One of the brassicas that I was not really familiar with until later in life is pak choi/bok choy. Now left to myown devices I would probably have translated this as Chinese cabbage (brassica rapa), but apparently this family is just a morass of potential pitfalls when it comes to nomenclature. As I understand it, there are (broadly speaking) two main varieties of brassica rapa, one of which forms a compact head (the Pekinensis group), and one which does not form a head as much as a rosette-like cluster of leaves with white stems and dark green leaf blades (the Chinensis group). It is to the latter group that pak choi belongs. Each baby pak choi is about 6 inches long and a very pleasing tulip shape, from its firm, pale and bulbous base to its nipped-in waist and fanned-out dark freen leaves. Taste-wise, they are crisp and quite mild – far less strident than, say, savoy cabbage.And each one is packed full of all the goodness that is the legacy of the brassicas.
I often have pak choi in restaurants, served with garlic in an oyster sauce, but when I make them at home, I usually stir-fry them with onions and soy sauce. However, this week I tried something a little different: I added some sliced peppadews to the pan. I have written extensively elsewhere about peppadews, so I won’t repeat that now. Suffice to say that these sweetly spicy piquante peppers will not only add zing to your stir-fries but their bright colour is also irresistible. And (here’s the best part) as members of the capsicum family, they are also superfoods, packed with capsaicinoids which have anti-inflammatory properties and are good for your heart.
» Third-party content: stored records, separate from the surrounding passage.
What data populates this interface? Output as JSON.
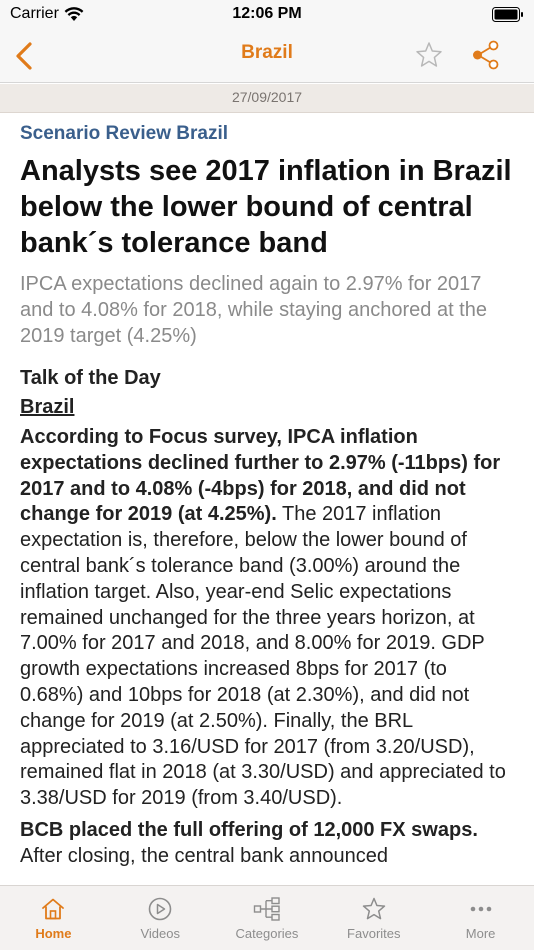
{
  "status": {
    "carrier": "Carrier",
    "time": "12:06 PM"
  },
  "nav": {
    "title": "Brazil"
  },
  "date": "27/09/2017",
  "article": {
    "section": "Scenario Review Brazil",
    "headline": "Analysts see 2017 inflation in Brazil below the lower bound of central bank´s tolerance band",
    "summary": "IPCA expectations declined again to 2.97% for 2017 and to 4.08% for 2018, while staying anchored at the 2019 target (4.25%)",
    "subhead": "Talk of the Day",
    "country": "Brazil",
    "para1_lead": "According to Focus survey, IPCA inflation expectations declined further to 2.97% (-11bps) for 2017 and to 4.08% (-4bps) for 2018, and did not change for 2019 (at 4.25%).",
    "para1_body": " The 2017 inflation expectation is, therefore, below the lower bound of central bank´s tolerance band (3.00%) around the inflation target. Also, year-end Selic expectations remained unchanged for the three years horizon, at 7.00% for 2017 and 2018, and 8.00% for 2019. GDP growth expectations increased 8bps for 2017 (to 0.68%) and 10bps for 2018 (at 2.30%), and did not change for 2019 (at 2.50%). Finally, the BRL appreciated to 3.16/USD for 2017 (from 3.20/USD), remained flat in 2018 (at 3.30/USD) and appreciated to 3.38/USD for 2019 (from 3.40/USD).",
    "para2_lead": "BCB placed the full offering of 12,000 FX swaps.",
    "para2_body": " After closing, the central bank announced"
  },
  "tabs": [
    {
      "label": "Home",
      "icon": "home-icon",
      "active": true
    },
    {
      "label": "Videos",
      "icon": "play-icon",
      "active": false
    },
    {
      "label": "Categories",
      "icon": "categories-icon",
      "active": false
    },
    {
      "label": "Favorites",
      "icon": "star-icon",
      "active": false
    },
    {
      "label": "More",
      "icon": "more-icon",
      "active": false
    }
  ],
  "colors": {
    "accent": "#e07b1a",
    "section": "#3a5f8c",
    "inactive": "#8d8d8d"
  }
}
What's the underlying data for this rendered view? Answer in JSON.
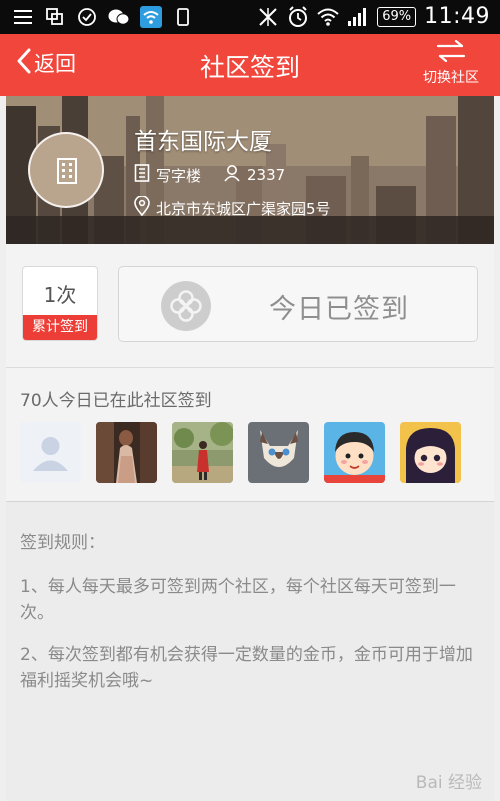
{
  "status_bar": {
    "battery": "69%",
    "time": "11:49"
  },
  "nav": {
    "back_label": "返回",
    "title": "社区签到",
    "switch_label": "切换社区"
  },
  "community": {
    "name": "首东国际大厦",
    "type": "写字楼",
    "members": "2337",
    "address": "北京市东城区广渠家园5号"
  },
  "checkin": {
    "count": "1次",
    "count_label": "累计签到",
    "button_label": "今日已签到"
  },
  "visitors": {
    "title": "70人今日已在此社区签到",
    "avatars": [
      "default-user",
      "woman-in-dress",
      "woman-in-red-coat",
      "siamese-cat",
      "cartoon-girl",
      "cartoon-girl-dark-hair"
    ]
  },
  "rules": {
    "title": "签到规则：",
    "items": [
      "1、每人每天最多可签到两个社区，每个社区每天可签到一次。",
      "2、每次签到都有机会获得一定数量的金币，金币可用于增加福利摇奖机会哦~"
    ]
  },
  "colors": {
    "accent": "#f0463c",
    "badge": "#ec3e36",
    "status_bar": "#0b0b0b"
  },
  "watermark": {
    "text": "Bai 经验"
  }
}
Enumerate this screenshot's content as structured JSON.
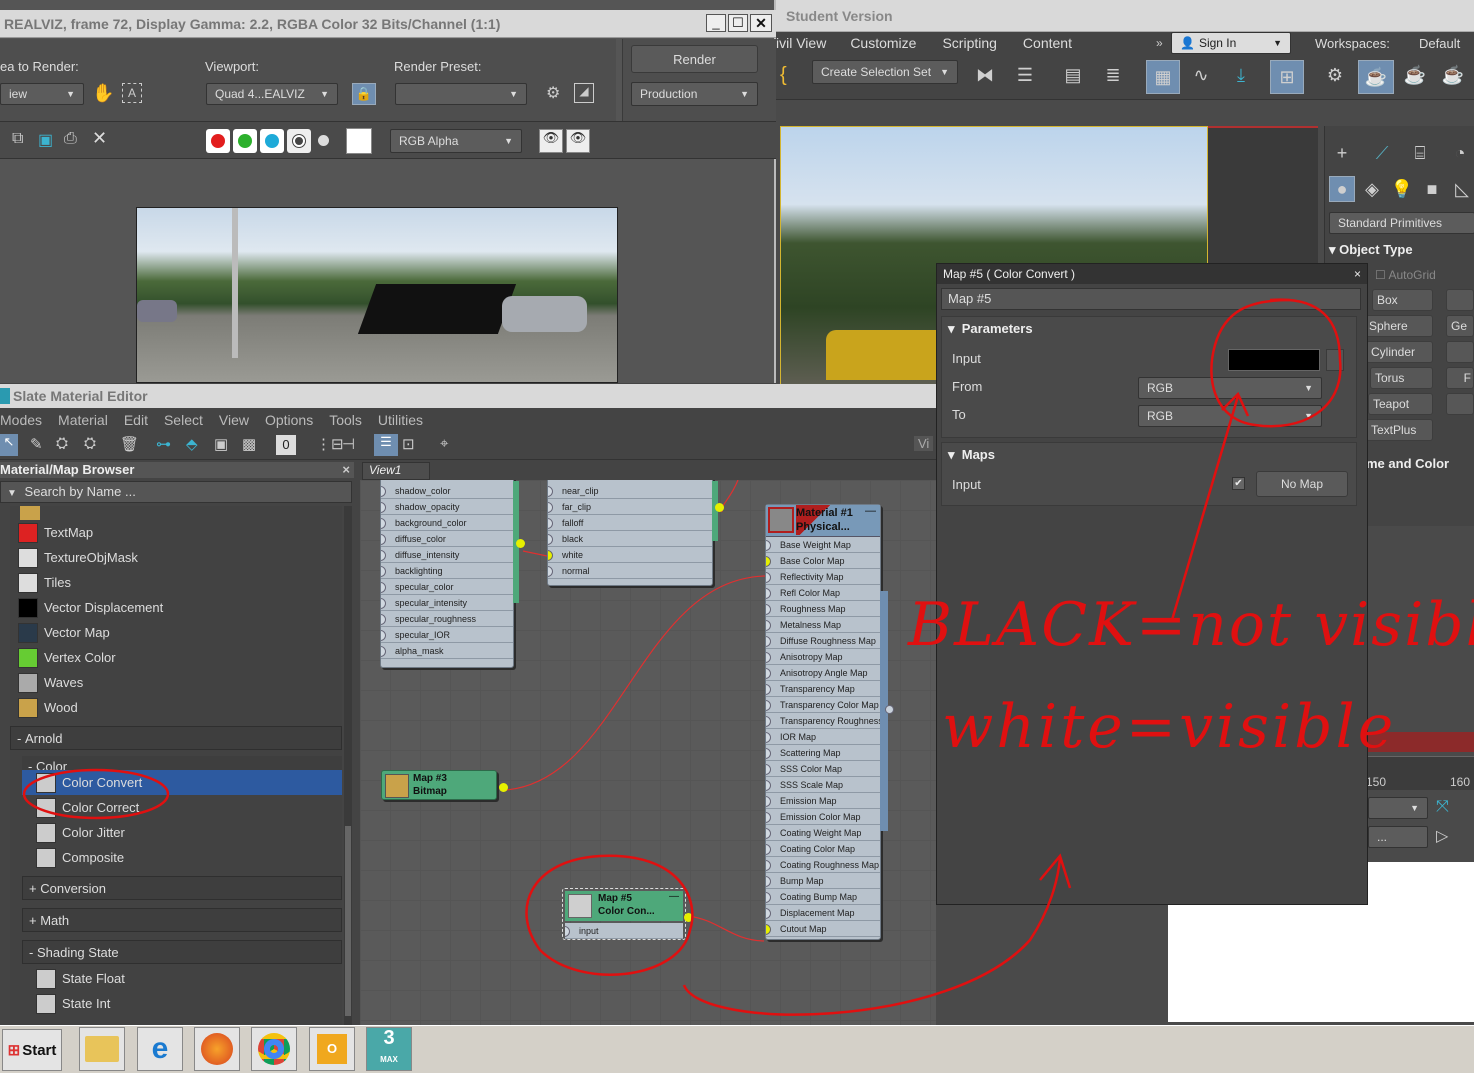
{
  "render_window": {
    "title": "REALVIZ, frame 72, Display Gamma: 2.2, RGBA Color 32 Bits/Channel (1:1)",
    "area_label": "ea to Render:",
    "area_value": "iew",
    "viewport_label": "Viewport:",
    "viewport_value": "Quad 4...EALVIZ",
    "preset_label": "Render Preset:",
    "render_button": "Render",
    "production": "Production",
    "channel": "RGB Alpha"
  },
  "main_app": {
    "title": "Student Version",
    "menu": [
      "ivil View",
      "Customize",
      "Scripting",
      "Content"
    ],
    "sign_in": "Sign In",
    "workspaces_label": "Workspaces:",
    "workspace_value": "Default",
    "create_selection_set": "Create Selection Set"
  },
  "command_panel": {
    "dropdown": "Standard Primitives",
    "object_type": "Object Type",
    "autogrid": "AutoGrid",
    "buttons": [
      "Box",
      "Sphere",
      "Cylinder",
      "Torus",
      "Teapot",
      "TextPlus"
    ],
    "right_buttons": [
      "Ge",
      "F"
    ],
    "name_color": "me and Color",
    "ruler": [
      "150",
      "160"
    ]
  },
  "slate": {
    "title": "Slate Material Editor",
    "menu": [
      "Modes",
      "Material",
      "Edit",
      "Select",
      "View",
      "Options",
      "Tools",
      "Utilities"
    ],
    "zero": "0",
    "vi": "Vi",
    "browser_title": "Material/Map Browser",
    "search_placeholder": "Search by Name ...",
    "view_tab": "View1",
    "items_top": [
      {
        "name": "TextMap",
        "color": "#d22"
      },
      {
        "name": "TextureObjMask",
        "color": "#ddd"
      },
      {
        "name": "Tiles",
        "color": "#ddd"
      },
      {
        "name": "Vector Displacement",
        "color": "#000"
      },
      {
        "name": "Vector Map",
        "color": "#2a3a4a"
      },
      {
        "name": "Vertex Color",
        "color": "#6c3"
      },
      {
        "name": "Waves",
        "color": "#aaa"
      },
      {
        "name": "Wood",
        "color": "#c9a24a"
      }
    ],
    "arnold": "Arnold",
    "color_group": "Color",
    "color_items": [
      "Color Convert",
      "Color Correct",
      "Color Jitter",
      "Composite"
    ],
    "conversion": "Conversion",
    "math": "Math",
    "shading_state": "Shading State",
    "state_items": [
      "State Float",
      "State Int"
    ]
  },
  "nodes": {
    "left_slots": [
      "shadow_color",
      "shadow_opacity",
      "background_color",
      "diffuse_color",
      "diffuse_intensity",
      "backlighting",
      "specular_color",
      "specular_intensity",
      "specular_roughness",
      "specular_IOR",
      "alpha_mask"
    ],
    "mid_slots": [
      "near_clip",
      "far_clip",
      "falloff",
      "black",
      "white",
      "normal"
    ],
    "material_title_1": "Material #1",
    "material_title_2": "Physical...",
    "material_slots": [
      "Base Weight Map",
      "Base Color Map",
      "Reflectivity Map",
      "Refl Color Map",
      "Roughness Map",
      "Metalness Map",
      "Diffuse Roughness Map",
      "Anisotropy Map",
      "Anisotropy Angle Map",
      "Transparency Map",
      "Transparency Color Map",
      "Transparency Roughness...",
      "IOR Map",
      "Scattering Map",
      "SSS Color Map",
      "SSS Scale Map",
      "Emission Map",
      "Emission Color Map",
      "Coating Weight Map",
      "Coating Color Map",
      "Coating Roughness Map",
      "Bump Map",
      "Coating Bump Map",
      "Displacement Map",
      "Cutout Map"
    ],
    "bitmap_1": "Map #3",
    "bitmap_2": "Bitmap",
    "cc_1": "Map #5",
    "cc_2": "Color Con...",
    "cc_slot": "input"
  },
  "param_panel": {
    "title": "Map #5  ( Color Convert )",
    "name": "Map #5",
    "parameters": "Parameters",
    "input": "Input",
    "from": "From",
    "to": "To",
    "from_value": "RGB",
    "to_value": "RGB",
    "maps": "Maps",
    "maps_input": "Input",
    "no_map": "No Map"
  },
  "annotation": {
    "line1": "BLACK=not visible",
    "line2": "white=visible"
  },
  "taskbar": {
    "start": "Start",
    "max_label": "MAX"
  }
}
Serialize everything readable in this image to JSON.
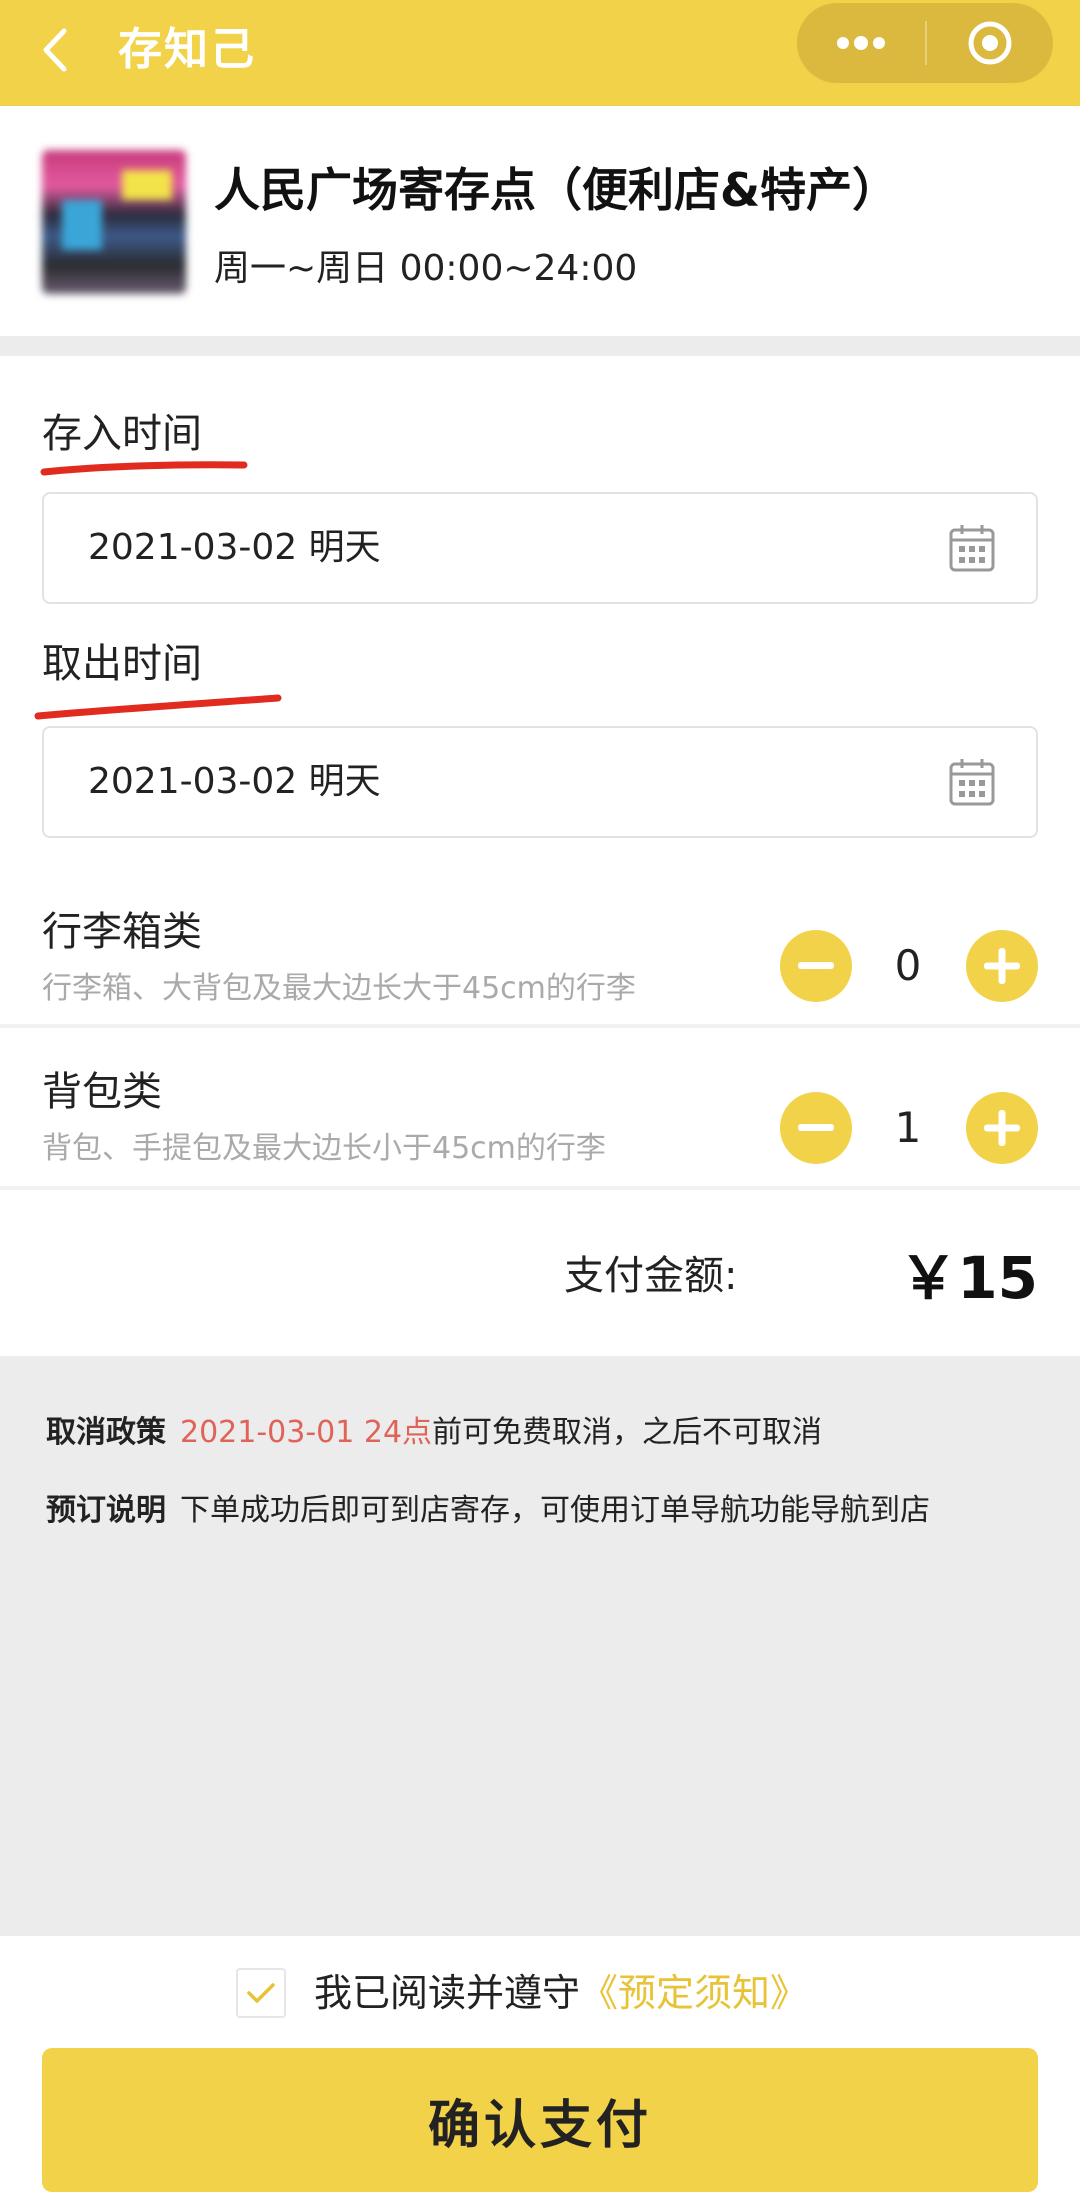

I’m submitting this recipe to this month’s edition of Heart of the Matter, hosted by fellow-UK foodie Joanna as it’s packed with good-for-your-heart ingredients, big on taste and low on fat. Eat well. Be well.
4-6 heads of baby pak choi, depending on size
1 medium onion, cut into thin wedges
2 cloves of garlic, crushed
4 Peppadew piquanté peppers, drained and sliced
1 Tbsp Extra virgin olive oil
2 Tbsp soy sauce
2 Tbsp brine from the peppadews
sesame seeds (optional)
Rinse the baby pak choi and halve lengthways (or quarter if large). Rinse again to get rid of stray dirt trapped between the leaves and pat dry.
Heat the oil in a non-stick pan and add the onions and garlic. Cook over medium high heat, stirring constantly until the onions begin to brown. Add the pak choi, cut side down if possible, and allow to brown a little as well.
Add the soy sauce, brine and peppadews and continue to stir-fry until pak choi is as soft or as crispy as you like it – for me, this is usually only about 3-4 minutes.
If you like (and if, unlike me, you have some in your cupboard!), sprinkle some sesame seeds over the vegetables before serving. Mine paired well with honey, ginger & soy roasted salmon steaks.
For another delicious brassica recipe, check out my broccoli and toasted sunflower seed salad!